Seeing what the hotel shampoo/conditioner and high humidity did to my hair, I decided to dive into hair care products as well. I might even purchase 'style water' in case I need it (hairspray)!

It also helps that they are everywhere. I think I pass 3 or so on my way from the hotel to work. Maybe its just that they are a comfort - I know what should go in them, they are bright and shiny, I recognize name far I've popped in just to buy water three times, and left with an assortment of products.

HK: Crappy Internet Connection!

The quality of my Internet connection at the hotel is causing me to become quite irate. I find I'm spending far too much time sitting in my hotel room than I'd like. It all goes down like this:

The Internet is down. First, I play around myself for half an hour - resetting things, doing the usual. Then I call the front desk. Then the maid comes, looks at my computer, then she calls her supervisor. Then he comes and resets the ethernet hub, and unplugs things and plugs them back in. Super. Then he calls someone who actually knows what they are doing, it takes them ages. All of this time I spend sitting in my room when I'd like to be out doing other things. Bah!

What is making me especially angry is that there is a charge for Internet connection - and it doesn't even work! I also lost a blog posting last night and spent time on it last night as well. (I was too tired to call the front desk and go through all the shenanigans, I just went to bed hoping it would work). Silly me also did not bring my power converter to the hotel room for today, thinking I surely wouldn't want to spend more than 3 hours online.


9 Oct 2005

HK: This damn Jet Lag/the Pool

I still didn't really sleep the whole way through last night.
Oh well. I'm up pretty early, so I think I will go for a swim, then do breakfast in the hotel.
(I was actually trying to force myself to go to sleep, so I was pretty excited to learn it was almost 7 am, and I could give up the charade and get out of bed)

A fellow from work is coming to pick me up at 9:30, so I've got oodles of time.

I think I'll actually be a pretty horrible swimmer (I haven't swum in ages, and I'm feeling terribly out of shape) but the pool is just so gosh-darned nice!

The pool reminds me of Hearst castle - where you see these lovely pools, with columns and fountains and frescos and whatnot.
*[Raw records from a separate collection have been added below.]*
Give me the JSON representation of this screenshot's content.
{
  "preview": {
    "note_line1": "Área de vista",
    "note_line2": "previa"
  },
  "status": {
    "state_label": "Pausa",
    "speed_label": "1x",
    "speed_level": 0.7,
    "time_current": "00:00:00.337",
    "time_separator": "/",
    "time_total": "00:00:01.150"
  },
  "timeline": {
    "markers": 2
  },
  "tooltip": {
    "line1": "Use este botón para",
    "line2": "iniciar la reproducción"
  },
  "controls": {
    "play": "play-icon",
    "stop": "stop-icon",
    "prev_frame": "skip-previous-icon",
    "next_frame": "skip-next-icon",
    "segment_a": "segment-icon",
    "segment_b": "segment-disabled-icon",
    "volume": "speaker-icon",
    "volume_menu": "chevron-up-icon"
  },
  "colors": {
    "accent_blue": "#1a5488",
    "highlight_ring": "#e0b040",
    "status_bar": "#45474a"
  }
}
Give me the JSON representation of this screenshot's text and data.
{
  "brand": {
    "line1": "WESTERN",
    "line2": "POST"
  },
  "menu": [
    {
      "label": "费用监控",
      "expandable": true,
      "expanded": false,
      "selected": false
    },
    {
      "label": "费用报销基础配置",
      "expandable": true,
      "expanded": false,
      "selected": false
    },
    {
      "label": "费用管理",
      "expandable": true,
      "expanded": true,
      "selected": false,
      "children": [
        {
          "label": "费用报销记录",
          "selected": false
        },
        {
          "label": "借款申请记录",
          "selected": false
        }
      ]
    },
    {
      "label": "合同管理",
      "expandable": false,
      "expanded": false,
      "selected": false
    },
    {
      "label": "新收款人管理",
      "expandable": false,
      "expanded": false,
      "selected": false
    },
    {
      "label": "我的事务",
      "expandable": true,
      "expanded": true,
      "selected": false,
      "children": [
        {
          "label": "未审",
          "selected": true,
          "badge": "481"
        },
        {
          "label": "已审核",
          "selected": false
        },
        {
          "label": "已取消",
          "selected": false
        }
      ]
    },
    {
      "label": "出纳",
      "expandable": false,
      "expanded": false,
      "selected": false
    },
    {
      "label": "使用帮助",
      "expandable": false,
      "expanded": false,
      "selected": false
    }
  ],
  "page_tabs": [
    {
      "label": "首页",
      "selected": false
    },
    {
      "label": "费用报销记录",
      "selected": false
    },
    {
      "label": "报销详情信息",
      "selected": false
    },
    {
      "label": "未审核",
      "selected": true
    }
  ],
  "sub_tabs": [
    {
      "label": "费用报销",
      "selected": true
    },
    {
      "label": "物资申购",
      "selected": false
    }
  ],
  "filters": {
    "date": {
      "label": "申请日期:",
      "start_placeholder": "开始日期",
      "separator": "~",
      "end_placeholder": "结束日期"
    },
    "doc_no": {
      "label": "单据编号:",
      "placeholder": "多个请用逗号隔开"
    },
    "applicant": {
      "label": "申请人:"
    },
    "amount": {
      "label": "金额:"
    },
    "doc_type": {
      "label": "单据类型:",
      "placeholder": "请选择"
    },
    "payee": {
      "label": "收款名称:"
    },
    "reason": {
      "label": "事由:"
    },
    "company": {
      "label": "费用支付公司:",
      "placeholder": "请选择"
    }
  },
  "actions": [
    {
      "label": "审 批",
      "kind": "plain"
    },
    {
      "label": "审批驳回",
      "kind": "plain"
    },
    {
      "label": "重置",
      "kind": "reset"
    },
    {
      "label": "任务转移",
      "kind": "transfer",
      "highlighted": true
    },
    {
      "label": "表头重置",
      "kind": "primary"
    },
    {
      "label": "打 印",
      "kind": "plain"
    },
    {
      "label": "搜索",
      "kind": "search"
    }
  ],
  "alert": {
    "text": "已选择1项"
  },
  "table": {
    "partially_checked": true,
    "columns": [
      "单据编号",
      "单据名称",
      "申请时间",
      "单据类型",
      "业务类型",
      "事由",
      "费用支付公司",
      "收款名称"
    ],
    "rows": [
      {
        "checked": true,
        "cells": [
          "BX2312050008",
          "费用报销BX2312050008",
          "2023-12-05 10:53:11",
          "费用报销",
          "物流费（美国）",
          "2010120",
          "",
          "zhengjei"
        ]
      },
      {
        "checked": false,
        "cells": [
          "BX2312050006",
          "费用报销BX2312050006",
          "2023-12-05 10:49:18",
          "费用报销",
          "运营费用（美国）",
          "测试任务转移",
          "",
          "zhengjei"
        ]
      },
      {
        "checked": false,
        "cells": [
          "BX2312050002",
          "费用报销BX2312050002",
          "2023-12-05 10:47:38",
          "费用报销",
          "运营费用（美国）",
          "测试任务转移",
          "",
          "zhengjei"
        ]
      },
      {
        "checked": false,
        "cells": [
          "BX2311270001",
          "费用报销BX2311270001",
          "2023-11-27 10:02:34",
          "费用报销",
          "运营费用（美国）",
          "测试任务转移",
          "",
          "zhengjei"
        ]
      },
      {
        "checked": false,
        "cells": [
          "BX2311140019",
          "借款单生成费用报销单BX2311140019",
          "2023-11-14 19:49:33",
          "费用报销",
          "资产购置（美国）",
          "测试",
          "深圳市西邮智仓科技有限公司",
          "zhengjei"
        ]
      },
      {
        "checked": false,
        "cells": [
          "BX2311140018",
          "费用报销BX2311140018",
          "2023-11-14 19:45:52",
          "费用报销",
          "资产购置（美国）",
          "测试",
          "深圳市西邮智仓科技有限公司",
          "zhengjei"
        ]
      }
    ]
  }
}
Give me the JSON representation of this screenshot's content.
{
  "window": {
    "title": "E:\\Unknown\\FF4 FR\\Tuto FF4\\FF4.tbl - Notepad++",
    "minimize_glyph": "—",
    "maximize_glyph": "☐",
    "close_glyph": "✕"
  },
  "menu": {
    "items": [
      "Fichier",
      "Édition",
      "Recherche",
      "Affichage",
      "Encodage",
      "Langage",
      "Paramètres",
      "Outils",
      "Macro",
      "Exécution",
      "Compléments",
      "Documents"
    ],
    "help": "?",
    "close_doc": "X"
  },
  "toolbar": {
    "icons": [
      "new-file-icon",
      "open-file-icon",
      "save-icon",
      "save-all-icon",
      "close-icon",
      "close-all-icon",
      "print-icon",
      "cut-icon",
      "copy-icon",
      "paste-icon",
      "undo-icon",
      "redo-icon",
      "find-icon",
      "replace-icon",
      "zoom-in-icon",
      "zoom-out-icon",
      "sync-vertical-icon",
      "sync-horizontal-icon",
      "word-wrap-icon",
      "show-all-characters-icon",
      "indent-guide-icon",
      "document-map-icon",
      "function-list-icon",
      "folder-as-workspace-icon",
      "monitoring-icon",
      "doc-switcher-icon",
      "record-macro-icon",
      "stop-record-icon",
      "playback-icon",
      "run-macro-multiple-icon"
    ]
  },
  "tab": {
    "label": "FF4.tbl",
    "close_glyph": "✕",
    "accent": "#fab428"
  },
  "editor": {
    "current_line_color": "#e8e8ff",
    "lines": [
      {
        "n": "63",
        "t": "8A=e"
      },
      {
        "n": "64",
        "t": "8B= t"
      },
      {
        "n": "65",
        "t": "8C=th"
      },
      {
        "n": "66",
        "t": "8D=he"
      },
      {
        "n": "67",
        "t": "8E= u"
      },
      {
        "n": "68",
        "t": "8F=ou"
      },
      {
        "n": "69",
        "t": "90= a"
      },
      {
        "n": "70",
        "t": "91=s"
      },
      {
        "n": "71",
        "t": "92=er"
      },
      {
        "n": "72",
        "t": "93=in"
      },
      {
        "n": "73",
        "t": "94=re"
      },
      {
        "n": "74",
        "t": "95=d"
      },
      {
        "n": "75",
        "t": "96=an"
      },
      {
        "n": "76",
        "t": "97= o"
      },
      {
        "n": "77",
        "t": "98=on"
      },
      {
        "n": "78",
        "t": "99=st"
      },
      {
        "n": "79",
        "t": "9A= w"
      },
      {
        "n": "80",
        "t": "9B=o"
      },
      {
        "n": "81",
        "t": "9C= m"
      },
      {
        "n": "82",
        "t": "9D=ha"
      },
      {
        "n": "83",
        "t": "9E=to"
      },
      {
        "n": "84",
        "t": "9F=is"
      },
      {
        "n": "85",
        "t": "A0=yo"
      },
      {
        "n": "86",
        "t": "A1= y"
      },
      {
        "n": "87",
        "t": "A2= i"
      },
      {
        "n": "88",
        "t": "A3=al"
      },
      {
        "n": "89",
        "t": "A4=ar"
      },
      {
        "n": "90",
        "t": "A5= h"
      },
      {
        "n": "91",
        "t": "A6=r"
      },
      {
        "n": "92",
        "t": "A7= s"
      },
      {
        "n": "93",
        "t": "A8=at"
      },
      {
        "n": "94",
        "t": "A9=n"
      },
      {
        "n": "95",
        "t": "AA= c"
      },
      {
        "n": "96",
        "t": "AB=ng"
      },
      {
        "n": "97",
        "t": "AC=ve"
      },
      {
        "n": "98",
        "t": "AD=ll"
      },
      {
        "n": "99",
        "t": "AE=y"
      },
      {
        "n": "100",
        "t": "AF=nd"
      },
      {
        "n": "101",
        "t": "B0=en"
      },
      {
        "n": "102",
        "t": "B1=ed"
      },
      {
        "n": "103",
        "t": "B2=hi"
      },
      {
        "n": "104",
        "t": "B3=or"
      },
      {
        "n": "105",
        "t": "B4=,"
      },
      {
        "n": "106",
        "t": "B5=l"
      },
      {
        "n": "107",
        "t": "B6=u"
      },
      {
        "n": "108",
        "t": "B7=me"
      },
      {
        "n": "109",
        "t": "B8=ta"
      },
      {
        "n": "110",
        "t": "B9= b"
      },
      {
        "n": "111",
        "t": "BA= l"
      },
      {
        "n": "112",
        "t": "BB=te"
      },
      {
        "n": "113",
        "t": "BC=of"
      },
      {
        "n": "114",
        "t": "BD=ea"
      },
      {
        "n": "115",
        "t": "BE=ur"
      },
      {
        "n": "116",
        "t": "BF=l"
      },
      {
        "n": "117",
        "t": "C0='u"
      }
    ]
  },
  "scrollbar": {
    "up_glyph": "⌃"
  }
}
But at Hearst castle, you end up thinking how its a shame that no one swims in such lovely pools. No so here - I can see peeps doing laps right now. Long laps - the pool is really really long. It is also repudedly nice and warm!

(A side note - I had to buy new goggles HK$48 cuz I forgot mine!)

I'm off....

HK: The big Buddha

So today I went to go see the big Buddha (Tian Tan Buddha Statue)

I took the train over to Lantau Island, then searched in vain for the elusive 'bus 23', and took a taxi from the station instead. Aish, what a taxi ride (blue taxi, not red taxi - sheesh)! Its actually sorta far (~10km?) and on lots of little windy 'single file traffic' lanes.

The coolest part about the buddha was seeing a real buddhist ceremony going on in a real monastary (Po Lin Monastary) with real buddhist monks and nuns. But don't get me wrong - the Buddha itself is awesome. You can see it nestled in the mountains from really far away.

It also came with a Vegetarian Meal ticket. I hate to say it, but I didn't much like it. I was really stoked for this Vegetarian Meal (I had been wanting some tofu) but it just didn't do it for me. Its cute, there is a garden on the grounds that has a sign to the effect of 'No Alcohol, Only Vegetarian Food allowed here'.

Its neat how we were pretty close to the city, but it felt like you were off in the wilderness. There were even little villages along the way, without big tall apartment buildings. I wonder by it hasn't been developed?

I also went wandering down a path and bought some locally grown tea, and the lady spoke the best english I've had so far. She explained how to make the tea - all this from a ...well, shack by the path.

More later....

I'm in HK! And tired.


I will have to post more later. This is my first and only day off, and I've been up and about all day, but now its time to hit the hay!

My hotel has super comfy pillows, I can no loger resist them.